Plaintiff does not claim that any discriminatory purpose motivated prosecutors in charging him with an offense. Plaintiff's claim is that the benefits of the Act may not be available to some inmates because they are convicted as habitual offenders or violent offenders or are classified higher than medium security because the prosecutor decided to charge them with an offense that took them out of the boundaries of the Act. The conjectural connection between prosecutorial discretion and the classification system in the Act is just too attenuated to present a viable legal theory under the Constitution. The Equal Protection Clause does not guarantee that state laws have an identical effect or impact on all citizens. In the same vein, the Equal Protection Clause does not require that prosecutors take into account, when deciding whether or not to prosecute or what charge to prosecute, the manner in which the offender's subsequent sentence is executed under valid legislative classifications. Even assuming a prosecutor is influenced in a charging decision by the punishment that may be assessed upon conviction, "this fact, standing alone, does not give rise to a violation of the Equal Protection or Due Process Clause." United States v. Batchelder, 442 U.S. 114, 125 (1979).

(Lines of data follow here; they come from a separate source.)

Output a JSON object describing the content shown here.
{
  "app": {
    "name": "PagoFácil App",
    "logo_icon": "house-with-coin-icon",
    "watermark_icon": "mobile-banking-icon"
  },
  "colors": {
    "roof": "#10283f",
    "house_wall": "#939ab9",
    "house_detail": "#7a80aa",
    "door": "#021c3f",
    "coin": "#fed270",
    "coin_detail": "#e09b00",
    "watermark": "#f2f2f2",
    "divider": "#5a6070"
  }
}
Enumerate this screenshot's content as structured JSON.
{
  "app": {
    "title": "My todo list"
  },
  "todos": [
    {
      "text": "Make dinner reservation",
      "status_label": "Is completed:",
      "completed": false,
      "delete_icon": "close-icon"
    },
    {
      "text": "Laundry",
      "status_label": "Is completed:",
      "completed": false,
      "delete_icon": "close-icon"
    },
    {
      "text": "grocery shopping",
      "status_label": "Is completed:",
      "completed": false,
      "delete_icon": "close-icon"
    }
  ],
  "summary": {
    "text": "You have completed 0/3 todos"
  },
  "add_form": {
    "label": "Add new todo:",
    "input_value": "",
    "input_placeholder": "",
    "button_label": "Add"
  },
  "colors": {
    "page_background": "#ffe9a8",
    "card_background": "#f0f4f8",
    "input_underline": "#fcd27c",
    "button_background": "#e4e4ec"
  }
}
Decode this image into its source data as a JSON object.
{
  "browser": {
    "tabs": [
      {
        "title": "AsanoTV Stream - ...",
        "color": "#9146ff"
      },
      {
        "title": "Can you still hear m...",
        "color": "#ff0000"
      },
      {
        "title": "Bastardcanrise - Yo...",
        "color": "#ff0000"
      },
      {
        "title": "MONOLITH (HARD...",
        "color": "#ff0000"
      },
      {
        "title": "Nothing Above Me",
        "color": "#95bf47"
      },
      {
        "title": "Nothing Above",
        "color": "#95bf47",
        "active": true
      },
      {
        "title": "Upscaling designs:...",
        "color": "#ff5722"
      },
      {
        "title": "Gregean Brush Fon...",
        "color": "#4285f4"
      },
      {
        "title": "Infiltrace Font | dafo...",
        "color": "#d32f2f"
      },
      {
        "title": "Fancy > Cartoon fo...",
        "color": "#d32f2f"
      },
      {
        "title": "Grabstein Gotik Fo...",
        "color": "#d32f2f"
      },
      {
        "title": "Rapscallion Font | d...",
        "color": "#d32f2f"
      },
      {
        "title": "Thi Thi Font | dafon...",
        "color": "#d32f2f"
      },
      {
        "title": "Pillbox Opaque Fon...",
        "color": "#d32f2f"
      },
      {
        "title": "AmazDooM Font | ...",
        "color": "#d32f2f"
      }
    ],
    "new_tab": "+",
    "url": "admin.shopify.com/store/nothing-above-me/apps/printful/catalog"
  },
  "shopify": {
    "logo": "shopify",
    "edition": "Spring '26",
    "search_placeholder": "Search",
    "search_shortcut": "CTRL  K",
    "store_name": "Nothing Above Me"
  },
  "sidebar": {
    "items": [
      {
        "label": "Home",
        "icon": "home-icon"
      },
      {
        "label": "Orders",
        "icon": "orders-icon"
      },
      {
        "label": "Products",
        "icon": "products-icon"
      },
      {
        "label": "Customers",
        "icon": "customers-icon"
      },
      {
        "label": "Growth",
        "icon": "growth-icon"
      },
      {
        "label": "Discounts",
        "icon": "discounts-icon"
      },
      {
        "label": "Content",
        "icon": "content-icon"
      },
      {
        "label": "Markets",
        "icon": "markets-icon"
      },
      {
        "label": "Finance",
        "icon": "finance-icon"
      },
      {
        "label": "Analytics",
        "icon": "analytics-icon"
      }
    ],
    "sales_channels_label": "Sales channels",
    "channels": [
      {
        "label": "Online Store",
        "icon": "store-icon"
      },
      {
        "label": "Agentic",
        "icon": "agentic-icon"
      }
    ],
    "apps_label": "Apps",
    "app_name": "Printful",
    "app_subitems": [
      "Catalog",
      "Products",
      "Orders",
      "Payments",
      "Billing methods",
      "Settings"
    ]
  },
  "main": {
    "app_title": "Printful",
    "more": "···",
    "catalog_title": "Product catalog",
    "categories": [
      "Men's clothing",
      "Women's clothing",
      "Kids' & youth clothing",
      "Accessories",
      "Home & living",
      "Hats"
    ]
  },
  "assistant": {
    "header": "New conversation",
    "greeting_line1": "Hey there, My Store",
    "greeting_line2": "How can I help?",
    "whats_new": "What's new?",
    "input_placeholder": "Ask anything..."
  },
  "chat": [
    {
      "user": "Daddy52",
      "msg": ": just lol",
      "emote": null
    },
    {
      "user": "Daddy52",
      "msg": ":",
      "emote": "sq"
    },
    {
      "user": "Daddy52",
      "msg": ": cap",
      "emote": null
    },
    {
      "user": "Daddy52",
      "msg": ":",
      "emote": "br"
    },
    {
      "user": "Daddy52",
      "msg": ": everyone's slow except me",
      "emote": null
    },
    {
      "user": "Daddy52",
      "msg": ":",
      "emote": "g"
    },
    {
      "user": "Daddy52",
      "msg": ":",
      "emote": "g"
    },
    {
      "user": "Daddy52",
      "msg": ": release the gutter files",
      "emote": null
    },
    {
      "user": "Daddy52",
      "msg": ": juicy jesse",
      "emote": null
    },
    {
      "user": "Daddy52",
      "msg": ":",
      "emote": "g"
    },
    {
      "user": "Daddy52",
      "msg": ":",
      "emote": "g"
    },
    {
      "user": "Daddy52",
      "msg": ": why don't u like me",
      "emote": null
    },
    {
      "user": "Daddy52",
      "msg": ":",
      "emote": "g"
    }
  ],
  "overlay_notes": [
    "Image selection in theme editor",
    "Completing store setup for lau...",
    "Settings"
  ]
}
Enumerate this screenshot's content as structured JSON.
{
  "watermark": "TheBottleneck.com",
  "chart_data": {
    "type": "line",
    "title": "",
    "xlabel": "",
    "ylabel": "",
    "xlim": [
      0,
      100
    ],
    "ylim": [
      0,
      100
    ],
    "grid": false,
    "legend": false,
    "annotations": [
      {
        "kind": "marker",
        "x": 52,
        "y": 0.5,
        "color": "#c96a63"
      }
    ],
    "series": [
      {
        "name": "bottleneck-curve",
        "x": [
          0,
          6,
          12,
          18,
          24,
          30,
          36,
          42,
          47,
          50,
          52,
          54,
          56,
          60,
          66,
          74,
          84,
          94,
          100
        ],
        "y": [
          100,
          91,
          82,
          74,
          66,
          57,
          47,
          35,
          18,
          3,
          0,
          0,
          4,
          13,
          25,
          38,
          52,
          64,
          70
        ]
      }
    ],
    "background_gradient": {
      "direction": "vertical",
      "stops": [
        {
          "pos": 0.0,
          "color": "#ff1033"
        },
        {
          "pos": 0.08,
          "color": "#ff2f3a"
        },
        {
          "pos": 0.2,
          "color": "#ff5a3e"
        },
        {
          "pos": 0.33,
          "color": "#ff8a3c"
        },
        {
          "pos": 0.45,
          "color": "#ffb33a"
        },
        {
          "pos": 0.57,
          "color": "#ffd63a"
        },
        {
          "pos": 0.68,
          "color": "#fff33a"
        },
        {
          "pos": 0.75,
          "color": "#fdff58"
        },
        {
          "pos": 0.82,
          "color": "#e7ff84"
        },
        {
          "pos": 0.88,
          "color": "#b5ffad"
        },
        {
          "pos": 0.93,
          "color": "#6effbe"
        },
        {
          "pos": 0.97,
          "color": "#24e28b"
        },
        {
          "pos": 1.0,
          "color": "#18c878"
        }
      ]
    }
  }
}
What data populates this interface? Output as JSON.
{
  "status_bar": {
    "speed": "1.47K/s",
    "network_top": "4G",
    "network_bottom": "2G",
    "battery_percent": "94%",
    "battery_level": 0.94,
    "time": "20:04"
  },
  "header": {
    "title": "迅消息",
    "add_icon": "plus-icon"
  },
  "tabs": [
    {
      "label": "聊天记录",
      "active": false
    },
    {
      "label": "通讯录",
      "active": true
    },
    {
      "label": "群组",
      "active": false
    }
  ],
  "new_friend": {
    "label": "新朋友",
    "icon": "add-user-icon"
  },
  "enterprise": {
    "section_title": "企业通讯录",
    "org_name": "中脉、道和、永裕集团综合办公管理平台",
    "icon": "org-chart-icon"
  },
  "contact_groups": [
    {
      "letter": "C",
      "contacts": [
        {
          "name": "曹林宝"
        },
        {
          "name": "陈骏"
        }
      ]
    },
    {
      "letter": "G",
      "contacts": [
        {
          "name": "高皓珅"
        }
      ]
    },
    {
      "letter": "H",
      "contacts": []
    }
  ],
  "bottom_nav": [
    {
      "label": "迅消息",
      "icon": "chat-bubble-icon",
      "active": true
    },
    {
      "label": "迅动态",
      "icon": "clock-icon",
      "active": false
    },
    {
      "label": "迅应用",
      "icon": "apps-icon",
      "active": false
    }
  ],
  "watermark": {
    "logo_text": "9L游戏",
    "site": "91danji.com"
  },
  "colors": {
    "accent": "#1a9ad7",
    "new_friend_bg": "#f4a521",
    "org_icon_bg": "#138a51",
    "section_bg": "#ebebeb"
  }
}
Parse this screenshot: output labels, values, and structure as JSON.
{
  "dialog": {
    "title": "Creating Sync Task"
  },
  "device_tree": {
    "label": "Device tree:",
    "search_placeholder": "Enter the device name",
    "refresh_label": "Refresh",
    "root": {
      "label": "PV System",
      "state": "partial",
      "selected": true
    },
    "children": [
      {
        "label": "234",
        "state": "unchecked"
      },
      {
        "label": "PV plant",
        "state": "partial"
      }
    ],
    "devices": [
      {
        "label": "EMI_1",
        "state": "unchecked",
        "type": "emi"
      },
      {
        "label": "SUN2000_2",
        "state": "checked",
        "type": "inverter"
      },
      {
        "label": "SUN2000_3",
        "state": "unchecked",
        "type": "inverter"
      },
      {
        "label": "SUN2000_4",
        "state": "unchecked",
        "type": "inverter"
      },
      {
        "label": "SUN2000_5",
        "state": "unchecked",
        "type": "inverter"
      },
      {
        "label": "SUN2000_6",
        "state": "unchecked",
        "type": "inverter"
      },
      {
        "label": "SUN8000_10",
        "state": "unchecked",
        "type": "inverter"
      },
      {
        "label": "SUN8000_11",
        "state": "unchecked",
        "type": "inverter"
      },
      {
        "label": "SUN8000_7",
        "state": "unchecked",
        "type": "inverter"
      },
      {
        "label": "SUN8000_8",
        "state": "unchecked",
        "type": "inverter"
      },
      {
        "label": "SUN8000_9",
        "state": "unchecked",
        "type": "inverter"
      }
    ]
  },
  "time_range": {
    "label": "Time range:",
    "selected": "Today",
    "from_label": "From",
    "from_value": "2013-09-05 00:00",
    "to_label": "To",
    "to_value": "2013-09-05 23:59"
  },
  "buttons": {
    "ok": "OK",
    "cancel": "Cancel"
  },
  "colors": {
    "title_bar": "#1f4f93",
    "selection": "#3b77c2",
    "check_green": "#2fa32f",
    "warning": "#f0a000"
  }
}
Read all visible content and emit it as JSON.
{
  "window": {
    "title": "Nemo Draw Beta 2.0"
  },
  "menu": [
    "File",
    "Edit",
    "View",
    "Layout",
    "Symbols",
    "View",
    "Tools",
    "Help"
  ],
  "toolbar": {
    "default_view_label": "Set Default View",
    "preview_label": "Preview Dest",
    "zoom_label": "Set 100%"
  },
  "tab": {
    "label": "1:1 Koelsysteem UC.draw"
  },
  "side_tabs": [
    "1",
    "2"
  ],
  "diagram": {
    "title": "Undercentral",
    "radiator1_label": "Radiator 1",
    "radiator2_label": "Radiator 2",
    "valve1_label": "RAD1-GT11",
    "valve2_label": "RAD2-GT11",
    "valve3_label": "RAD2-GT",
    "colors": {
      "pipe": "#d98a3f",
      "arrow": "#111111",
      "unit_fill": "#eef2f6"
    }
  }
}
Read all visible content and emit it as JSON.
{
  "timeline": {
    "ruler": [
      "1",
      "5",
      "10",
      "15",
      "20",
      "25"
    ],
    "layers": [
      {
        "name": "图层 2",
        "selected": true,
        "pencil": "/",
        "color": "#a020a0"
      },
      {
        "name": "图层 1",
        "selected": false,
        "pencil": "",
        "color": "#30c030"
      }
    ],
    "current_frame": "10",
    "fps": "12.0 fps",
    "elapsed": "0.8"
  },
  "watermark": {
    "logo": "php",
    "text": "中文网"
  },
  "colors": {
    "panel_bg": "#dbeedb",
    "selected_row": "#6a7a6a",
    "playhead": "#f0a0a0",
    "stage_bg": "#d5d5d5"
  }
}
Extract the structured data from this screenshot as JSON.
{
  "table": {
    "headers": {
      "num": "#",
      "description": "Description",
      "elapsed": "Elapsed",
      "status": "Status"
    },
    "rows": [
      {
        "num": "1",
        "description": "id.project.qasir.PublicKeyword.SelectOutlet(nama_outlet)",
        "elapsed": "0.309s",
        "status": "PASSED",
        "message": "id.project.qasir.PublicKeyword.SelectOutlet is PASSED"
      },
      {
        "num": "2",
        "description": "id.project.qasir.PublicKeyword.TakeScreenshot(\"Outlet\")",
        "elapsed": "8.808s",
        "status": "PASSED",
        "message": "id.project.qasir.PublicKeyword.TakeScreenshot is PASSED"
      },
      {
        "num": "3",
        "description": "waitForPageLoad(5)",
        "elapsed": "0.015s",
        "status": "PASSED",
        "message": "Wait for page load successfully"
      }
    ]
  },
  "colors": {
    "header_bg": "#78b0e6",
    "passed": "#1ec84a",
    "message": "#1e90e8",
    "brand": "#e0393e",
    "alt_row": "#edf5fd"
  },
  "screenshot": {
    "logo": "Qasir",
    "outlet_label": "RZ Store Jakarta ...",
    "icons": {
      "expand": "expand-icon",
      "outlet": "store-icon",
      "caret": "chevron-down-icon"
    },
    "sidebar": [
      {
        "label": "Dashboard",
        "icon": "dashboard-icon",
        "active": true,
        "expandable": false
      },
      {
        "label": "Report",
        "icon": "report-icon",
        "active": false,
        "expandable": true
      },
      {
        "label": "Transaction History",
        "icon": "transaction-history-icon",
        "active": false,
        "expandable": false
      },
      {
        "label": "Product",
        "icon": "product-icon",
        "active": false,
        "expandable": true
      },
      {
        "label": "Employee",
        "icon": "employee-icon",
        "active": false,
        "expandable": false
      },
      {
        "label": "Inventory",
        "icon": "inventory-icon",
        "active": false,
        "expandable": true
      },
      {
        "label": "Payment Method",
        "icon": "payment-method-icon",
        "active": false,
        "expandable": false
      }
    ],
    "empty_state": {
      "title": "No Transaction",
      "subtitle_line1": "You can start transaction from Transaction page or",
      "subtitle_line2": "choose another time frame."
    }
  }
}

Because Plaintiff's equal protection/due process claim is based on an "indisputably meritless legal theory," it is frivolous and dismissable under Sec. 1915(d). Additionally, Plaintiff has not made a rational argument based in law or fact with his vague claim that he "is being confined under conditions in violation of the Eighth Amendment." Wilson v. Seiter, 111 S. Ct. 2321, 2327 (1991) ("Nothing so amorphous as 'overall conditions' can rise to the level of cruel and unusual punishment when no specific deprivation of a single human need exists").


In accordance with the foregoing, it is the recommendation of the undersigned that the Plaintiff's Complaint be dismissed pursuant to 28 U.S.C. § 1915(d). The parties are advised of their right to object to this Report and Recommendation by July 5, 1994, in accordance with 28 U.S.C. § 636 and Local Court Rule 39. Plaintiff is further advised that failure to make timely objection to this Report and Recommendation waives his right to appellate review of both factual and legal issues contained herein. Moore v. United States of America, 950 F.2d 656 (10th Cir. 1991).

This Report and Recommendation disposes of all issues referred to the undersigned Magistrate Judge in the captioned matter.

/s/ Gary M. Purcell


United States Magistrate Judge


This order and judgment is not binding precedent, except under the doctrines of law of the case, res judicata, and collateral estoppel. The court generally disfavors the citation of orders and judgments; nevertheless, an order and judgment may be cited under the terms and conditions of the court's General Order filed November 29, 1993. 151 F.R.D. 470